The 3 T’s to Declining an Internship Offer: Timely, Thankfully and Tactfully

From the Archives: This post has become very timely again recently, with recent graduates interviewing for jobs, summer internship season in full swing and fall internships approaching fast.

You’ve applied to several internships, interviewed and done the appropriate follow up.

Sometimes this will result in an “embarrassment of riches” where more than one recruiter wants to hire you. A very nice problem to have, indeed. Or you could be offered a position, but upon further consideration decide that the position isn’t right for you.

This is clearly a slippery slope. After we’ve worked so hard to impress a recruiter – and they us – how do we now gracefully decline an offer?

These three steps will help you decline an offer politely and professionally – and leave those bridges intact:

Timely: Don’t Delay Communicating Your Decision

The quickest way to alienate the recruiter: String them along while you decide how to say “no”.

A recruiter has people to answer to on a daily basis. They also have a string of communications to begin once you decline. Their supervisor, the hiring manager, department heads, team members – and their second and third candidate choices – all must be contacted.

Don’t wait until Friday afternoon at 4:55 to deliver the news. Take a deep breath, and notify them of your decision as soon as possible.

Thankfully: Exude Appreciation

Being sincerely appreciative of the recruiter’s time, and the offer, is absolutely critical. Both over the phone, and in a follow-up thank you email or letter, positively and confidently communicate how thankful you are for the opportunity. Include a statement similar to: “I consider myself fortunate to have received an offer from a fine company such as XYZ, Inc.” Also, include a “moving forward” sentence: “Moving forward, I would not hesitate to recommend XYZ, Inc. as a great place to work.”

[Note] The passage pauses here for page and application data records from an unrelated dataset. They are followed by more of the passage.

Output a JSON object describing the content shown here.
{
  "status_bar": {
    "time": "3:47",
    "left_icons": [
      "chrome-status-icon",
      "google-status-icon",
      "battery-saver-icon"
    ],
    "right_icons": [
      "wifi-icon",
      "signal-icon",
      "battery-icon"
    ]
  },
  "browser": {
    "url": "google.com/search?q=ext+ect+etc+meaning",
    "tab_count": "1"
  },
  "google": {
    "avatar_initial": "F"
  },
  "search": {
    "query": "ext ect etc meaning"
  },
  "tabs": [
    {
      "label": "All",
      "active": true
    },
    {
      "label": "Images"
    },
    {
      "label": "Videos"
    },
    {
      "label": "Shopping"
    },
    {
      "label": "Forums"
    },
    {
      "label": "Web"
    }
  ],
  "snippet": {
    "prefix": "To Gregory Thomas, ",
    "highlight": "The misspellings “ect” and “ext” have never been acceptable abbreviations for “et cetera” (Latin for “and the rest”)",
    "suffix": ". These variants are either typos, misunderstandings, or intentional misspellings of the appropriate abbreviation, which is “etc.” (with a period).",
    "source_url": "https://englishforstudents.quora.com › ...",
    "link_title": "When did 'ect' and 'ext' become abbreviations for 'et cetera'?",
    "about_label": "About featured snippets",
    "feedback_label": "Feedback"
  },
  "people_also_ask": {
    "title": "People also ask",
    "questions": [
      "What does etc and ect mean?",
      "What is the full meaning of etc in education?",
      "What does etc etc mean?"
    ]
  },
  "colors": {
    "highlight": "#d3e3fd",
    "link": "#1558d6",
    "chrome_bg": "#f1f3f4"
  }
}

By making the recruiter feel appreciated, you’ll potentially extend the relationship past the offer… and into networking (and perhaps a future offer!)

Tactfully: No Need for Details

No matter how you say it, a recruiter only hears one thing: “No”. From there, too many details will only derail your efforts to be timely and thankful:

  • “The other company made a better offer” means “I’m negotiating”
  • “The other manager and I just clicked” means “Your guy was a doof”
  • “I chose the company with the most potential” means “I didn’t believe you”

A generic statement is best: “At this time, I’m accepting an offer from another company”. If prompted for more information, suggest a follow-up meeting or call. “I would be happy to provide input, perhaps over coffee?”

By focusing on “timely, thankfully and tactfully” you’ll not only gracefully decline the offer, you’ll show appropriate respect for the recruiter – and perhaps gain a valuable networking contact in the process.

About the Author: A passionate supporter of Gen Y talent, CEO and Founder of YouTern Mark Babbitt is a serial entrepreneur and mentor. Mark has been quoted in the Wall Street Journal, Mashable, Forbes and Under30CEO regarding internships, higher education’s role in preparing emerging talent for the workforce and career development. Recently, Mark was honored to be named to GenJuice’s list of “Top 100 Most Desirable Mentors”. You can contact Mark via email or on Twitter: @YouTernMark.

This entry was posted in Internships and tagged , , , . Bookmark the permalink.